### Introduction

In reinforcement learning policy gradient methods, the goal is usually to maximize $\mathbb{E}[R_t]$, the expected value of return $R$ at time step $t$, where $R_t = \sum_{k=0}^{\infty} \gamma^k r_{t+k}$.

We have parameterized the policy $\pi(a|s; \theta)$ and update the parameter $\theta$ so that $\mathbb{E}[R_t]$ is maximized.

Standard REINFORCE algorithm updates policy in the direction $\nabla_{\theta} R_t \log \pi (a_t|s_t; \theta)$. That is to say, we have a loss function of $ -\log R_t \pi (a_t|s_t; \theta)$ and we are minimizing the loss.

But in order to mamixize $\mathbb{E}[R_t]$, why do we have to calculate the the derivatives for $R_t \log \pi (a_t|s_t; \theta)$? It turns out that it is because $\nabla_{\theta} R_t \log \pi (a_t|s_t; \theta)$ is an unbiased estimate of $\nabla_{\theta} \mathbb{E}[R_t]$, i.e., $\mathbb{E}[R_t \nabla_{\theta} \log \pi (a_t|s_t; \theta)] = \nabla_{\theta} \mathbb{E}[R_t]$.

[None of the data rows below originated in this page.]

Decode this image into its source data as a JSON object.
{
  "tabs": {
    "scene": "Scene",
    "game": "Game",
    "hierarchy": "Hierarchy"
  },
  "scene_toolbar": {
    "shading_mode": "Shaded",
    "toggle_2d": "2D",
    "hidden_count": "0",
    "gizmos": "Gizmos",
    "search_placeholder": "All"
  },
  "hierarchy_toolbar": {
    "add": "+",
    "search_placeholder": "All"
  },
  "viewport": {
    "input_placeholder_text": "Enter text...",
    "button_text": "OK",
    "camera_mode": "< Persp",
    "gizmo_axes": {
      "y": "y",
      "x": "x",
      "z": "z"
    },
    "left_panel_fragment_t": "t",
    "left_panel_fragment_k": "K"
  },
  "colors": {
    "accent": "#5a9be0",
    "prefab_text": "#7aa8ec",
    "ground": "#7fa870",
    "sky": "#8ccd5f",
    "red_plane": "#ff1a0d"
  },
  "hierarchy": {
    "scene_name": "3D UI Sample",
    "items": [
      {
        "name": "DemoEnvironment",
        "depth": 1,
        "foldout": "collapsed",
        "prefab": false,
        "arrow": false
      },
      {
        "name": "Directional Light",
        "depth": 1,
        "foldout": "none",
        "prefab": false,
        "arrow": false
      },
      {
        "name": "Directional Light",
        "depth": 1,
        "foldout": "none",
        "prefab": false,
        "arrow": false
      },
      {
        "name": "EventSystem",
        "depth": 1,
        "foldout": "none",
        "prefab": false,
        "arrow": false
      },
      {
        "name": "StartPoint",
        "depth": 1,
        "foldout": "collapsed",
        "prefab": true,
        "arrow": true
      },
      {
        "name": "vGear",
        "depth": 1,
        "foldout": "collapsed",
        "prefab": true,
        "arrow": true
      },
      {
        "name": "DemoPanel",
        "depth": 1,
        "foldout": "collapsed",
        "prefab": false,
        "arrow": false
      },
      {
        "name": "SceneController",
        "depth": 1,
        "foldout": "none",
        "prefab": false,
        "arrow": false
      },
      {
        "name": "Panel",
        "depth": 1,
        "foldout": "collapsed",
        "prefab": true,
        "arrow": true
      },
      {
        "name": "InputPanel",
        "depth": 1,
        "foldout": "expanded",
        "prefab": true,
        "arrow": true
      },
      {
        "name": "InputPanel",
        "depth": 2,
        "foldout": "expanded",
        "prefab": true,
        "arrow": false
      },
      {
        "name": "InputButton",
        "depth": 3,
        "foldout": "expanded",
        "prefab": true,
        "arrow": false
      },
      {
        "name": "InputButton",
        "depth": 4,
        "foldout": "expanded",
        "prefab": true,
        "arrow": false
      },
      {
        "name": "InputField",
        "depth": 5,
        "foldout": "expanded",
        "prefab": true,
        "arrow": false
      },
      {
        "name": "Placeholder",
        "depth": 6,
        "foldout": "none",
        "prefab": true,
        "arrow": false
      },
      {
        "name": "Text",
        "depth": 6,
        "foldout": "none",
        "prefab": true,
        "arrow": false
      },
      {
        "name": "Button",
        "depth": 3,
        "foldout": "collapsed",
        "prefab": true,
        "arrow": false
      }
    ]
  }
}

### Proof

We use the definition of expected value, because random variable $R_t$ is dependent on $a_t$ and it follows distribution $\pi (a_t|s_t; \theta)$.

Then we apply a special case of Leibniz Integral Rule, where

We then have

Because $R_t$ is dependent on $a_t$ but not dependent on $\theta$ (Is it?). We have

We apply an identity trick here

Because the random variable $R_t \nabla_{\theta} \log \pi (a_t|s_t; \theta)$ also follows distribution $\pi (a_t|s_t; \theta)$, we have

Therefore,

This concludes the proof.

### Generalization

More generally it is not hard to see that,

### Extension

We also use REINFORCE with baseline to reduce the variance of the estimate of $\nabla_{\theta} \mathbb{E}[R_t]$ while keeping the estimate unbiased.

In stead of using $\nabla_{\theta} R_t \log \pi (a_t|s_t; \theta)$ as an unbiased estimate of $\nabla_{\theta} \mathbb{E}[R_t]$, we use $\nabla_{\theta} (R_t - v(s_t)) \log \pi (a_t|s_t; \theta)$ as long as $v(s_t)$ does not dependent on $a$.

To see why $\mathbb{E}[(R_t - v(s_t)) \nabla_{\theta} \log \pi (a_t|s_t; \theta)] = \nabla_{\theta} \mathbb{E}[R_t]$, we have

Where $\nabla_{\theta} \int v(s_t) \pi (a_t|s_t; \theta) d(a_t) = 0$.

Because $v$ use different parameters other than $\theta$ and it is not dependent on $a$,

### Quick Proof to Leibniz Integral Rule

Thanks to the guidance from my friend Guotu Li on this.

### Final Remarks

There is a statement or an assumption we made during the proof, that is $R_t$ is not dependent on $\theta$. It is because in this case $R_t$ is a scala value instead of an output from the policy neural network.